| WHAT YOU WILL DO |
You are asked to write out the full listing exactly as it stands.
BEGIN
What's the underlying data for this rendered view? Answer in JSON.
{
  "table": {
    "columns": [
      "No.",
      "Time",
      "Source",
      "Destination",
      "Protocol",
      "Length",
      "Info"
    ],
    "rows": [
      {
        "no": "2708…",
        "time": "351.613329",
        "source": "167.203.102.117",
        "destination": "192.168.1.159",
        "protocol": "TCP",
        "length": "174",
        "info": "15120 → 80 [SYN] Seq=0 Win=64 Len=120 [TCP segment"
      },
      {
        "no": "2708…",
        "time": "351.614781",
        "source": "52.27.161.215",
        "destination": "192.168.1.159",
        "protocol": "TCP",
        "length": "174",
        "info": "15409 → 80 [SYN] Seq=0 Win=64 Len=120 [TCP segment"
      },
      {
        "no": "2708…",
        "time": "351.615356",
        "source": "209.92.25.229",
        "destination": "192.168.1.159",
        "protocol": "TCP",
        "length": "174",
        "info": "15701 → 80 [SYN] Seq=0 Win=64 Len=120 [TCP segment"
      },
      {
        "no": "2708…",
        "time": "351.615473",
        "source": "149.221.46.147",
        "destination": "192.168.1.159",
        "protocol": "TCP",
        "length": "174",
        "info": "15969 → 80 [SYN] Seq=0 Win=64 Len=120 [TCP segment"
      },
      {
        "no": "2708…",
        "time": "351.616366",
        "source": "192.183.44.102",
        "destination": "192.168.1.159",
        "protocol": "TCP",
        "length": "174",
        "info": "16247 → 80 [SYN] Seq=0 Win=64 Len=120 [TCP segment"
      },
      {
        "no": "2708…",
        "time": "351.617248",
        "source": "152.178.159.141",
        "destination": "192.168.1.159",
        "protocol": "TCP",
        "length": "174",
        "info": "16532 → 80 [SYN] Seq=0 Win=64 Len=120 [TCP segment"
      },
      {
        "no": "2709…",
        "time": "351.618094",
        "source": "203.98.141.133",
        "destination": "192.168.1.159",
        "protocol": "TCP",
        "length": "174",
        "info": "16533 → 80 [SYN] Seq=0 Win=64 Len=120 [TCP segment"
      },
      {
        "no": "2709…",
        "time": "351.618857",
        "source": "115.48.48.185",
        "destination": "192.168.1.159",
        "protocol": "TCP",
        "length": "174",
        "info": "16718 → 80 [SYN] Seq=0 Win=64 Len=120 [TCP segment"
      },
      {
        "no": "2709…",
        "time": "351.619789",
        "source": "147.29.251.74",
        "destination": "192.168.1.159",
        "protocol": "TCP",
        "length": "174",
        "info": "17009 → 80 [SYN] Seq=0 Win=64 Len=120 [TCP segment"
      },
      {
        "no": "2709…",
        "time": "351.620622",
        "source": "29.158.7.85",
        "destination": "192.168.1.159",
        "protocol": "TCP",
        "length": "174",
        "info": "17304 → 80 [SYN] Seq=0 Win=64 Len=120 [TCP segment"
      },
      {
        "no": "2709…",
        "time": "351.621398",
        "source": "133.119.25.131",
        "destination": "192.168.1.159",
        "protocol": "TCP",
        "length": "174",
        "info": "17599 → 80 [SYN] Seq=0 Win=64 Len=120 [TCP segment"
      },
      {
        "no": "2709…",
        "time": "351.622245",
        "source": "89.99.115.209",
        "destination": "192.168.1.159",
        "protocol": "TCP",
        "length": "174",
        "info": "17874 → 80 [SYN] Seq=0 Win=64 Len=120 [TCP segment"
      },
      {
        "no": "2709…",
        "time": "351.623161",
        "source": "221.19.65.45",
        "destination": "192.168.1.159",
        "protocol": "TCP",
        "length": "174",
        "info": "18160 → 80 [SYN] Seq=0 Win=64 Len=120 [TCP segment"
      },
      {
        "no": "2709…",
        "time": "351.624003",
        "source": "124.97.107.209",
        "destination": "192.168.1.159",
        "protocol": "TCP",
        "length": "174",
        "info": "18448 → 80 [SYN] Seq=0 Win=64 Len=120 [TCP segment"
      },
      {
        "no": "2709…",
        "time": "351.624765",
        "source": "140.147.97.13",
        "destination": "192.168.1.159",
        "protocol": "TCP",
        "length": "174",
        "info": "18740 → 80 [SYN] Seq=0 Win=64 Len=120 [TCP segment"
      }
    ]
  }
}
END
| TASK RESPONSE |
What's the underlying data for this rendered view? Answer in JSON.
{
  "table": {
    "columns": [
      "No.",
      "Time",
      "Source",
      "Destination",
      "Protocol",
      "Length",
      "Info"
    ],
    "rows": [
      {
        "no": "2708…",
        "time": "351.613329",
        "source": "167.203.102.117",
        "destination": "192.168.1.159",
        "protocol": "TCP",
        "length": "174",
        "info": "15120 → 80 [SYN] Seq=0 Win=64 Len=120 [TCP segment"
      },
      {
        "no": "2708…",
        "time": "351.614781",
        "source": "52.27.161.215",
        "destination": "192.168.1.159",
        "protocol": "TCP",
        "length": "174",
        "info": "15409 → 80 [SYN] Seq=0 Win=64 Len=120 [TCP segment"
      },
      {
        "no": "2708…",
        "time": "351.615356",
        "source": "209.92.25.229",
        "destination": "192.168.1.159",
        "protocol": "TCP",
        "length": "174",
        "info": "15701 → 80 [SYN] Seq=0 Win=64 Len=120 [TCP segment"
      },
      {
        "no": "2708…",
        "time": "351.615473",
        "source": "149.221.46.147",
        "destination": "192.168.1.159",
        "protocol": "TCP",
        "length": "174",
        "info": "15969 → 80 [SYN] Seq=0 Win=64 Len=120 [TCP segment"
      },
      {
        "no": "2708…",
        "time": "351.616366",
        "source": "192.183.44.102",
        "destination": "192.168.1.159",
        "protocol": "TCP",
        "length": "174",
        "info": "16247 → 80 [SYN] Seq=0 Win=64 Len=120 [TCP segment"
      },
      {
        "no": "2708…",
        "time": "351.617248",
        "source": "152.178.159.141",
        "destination": "192.168.1.159",
        "protocol": "TCP",
        "length": "174",
        "info": "16532 → 80 [SYN] Seq=0 Win=64 Len=120 [TCP segment"
      },
      {
        "no": "2709…",
        "time": "351.618094",
        "source": "203.98.141.133",
        "destination": "192.168.1.159",
        "protocol": "TCP",
        "length": "174",
        "info": "16533 → 80 [SYN] Seq=0 Win=64 Len=120 [TCP segment"
      },
      {
        "no": "2709…",
        "time": "351.618857",
        "source": "115.48.48.185",
        "destination": "192.168.1.159",
        "protocol": "TCP",
        "length": "174",
        "info": "16718 → 80 [SYN] Seq=0 Win=64 Len=120 [TCP segment"
      },
      {
        "no": "2709…",
        "time": "351.619789",
        "source": "147.29.251.74",
        "destination": "192.168.1.159",
        "protocol": "TCP",
        "length": "174",
        "info": "17009 → 80 [SYN] Seq=0 Win=64 Len=120 [TCP segment"
      },
      {
        "no": "2709…",
        "time": "351.620622",
        "source": "29.158.7.85",
        "destination": "192.168.1.159",
        "protocol": "TCP",
        "length": "174",
        "info": "17304 → 80 [SYN] Seq=0 Win=64 Len=120 [TCP segment"
      },
      {
        "no": "2709…",
        "time": "351.621398",
        "source": "133.119.25.131",
        "destination": "192.168.1.159",
        "protocol": "TCP",
        "length": "174",
        "info": "17599 → 80 [SYN] Seq=0 Win=64 Len=120 [TCP segment"
      },
      {
        "no": "2709…",
        "time": "351.622245",
        "source": "89.99.115.209",
        "destination": "192.168.1.159",
        "protocol": "TCP",
        "length": "174",
        "info": "17874 → 80 [SYN] Seq=0 Win=64 Len=120 [TCP segment"
      },
      {
        "no": "2709…",
        "time": "351.623161",
        "source": "221.19.65.45",
        "destination": "192.168.1.159",
        "protocol": "TCP",
        "length": "174",
        "info": "18160 → 80 [SYN] Seq=0 Win=64 Len=120 [TCP segment"
      },
      {
        "no": "2709…",
        "time": "351.624003",
        "source": "124.97.107.209",
        "destination": "192.168.1.159",
        "protocol": "TCP",
        "length": "174",
        "info": "18448 → 80 [SYN] Seq=0 Win=64 Len=120 [TCP segment"
      },
      {
        "no": "2709…",
        "time": "351.624765",
        "source": "140.147.97.13",
        "destination": "192.168.1.159",
        "protocol": "TCP",
        "length": "174",
        "info": "18740 → 80 [SYN] Seq=0 Win=64 Len=120 [TCP segment"
      }
    ]
  }
}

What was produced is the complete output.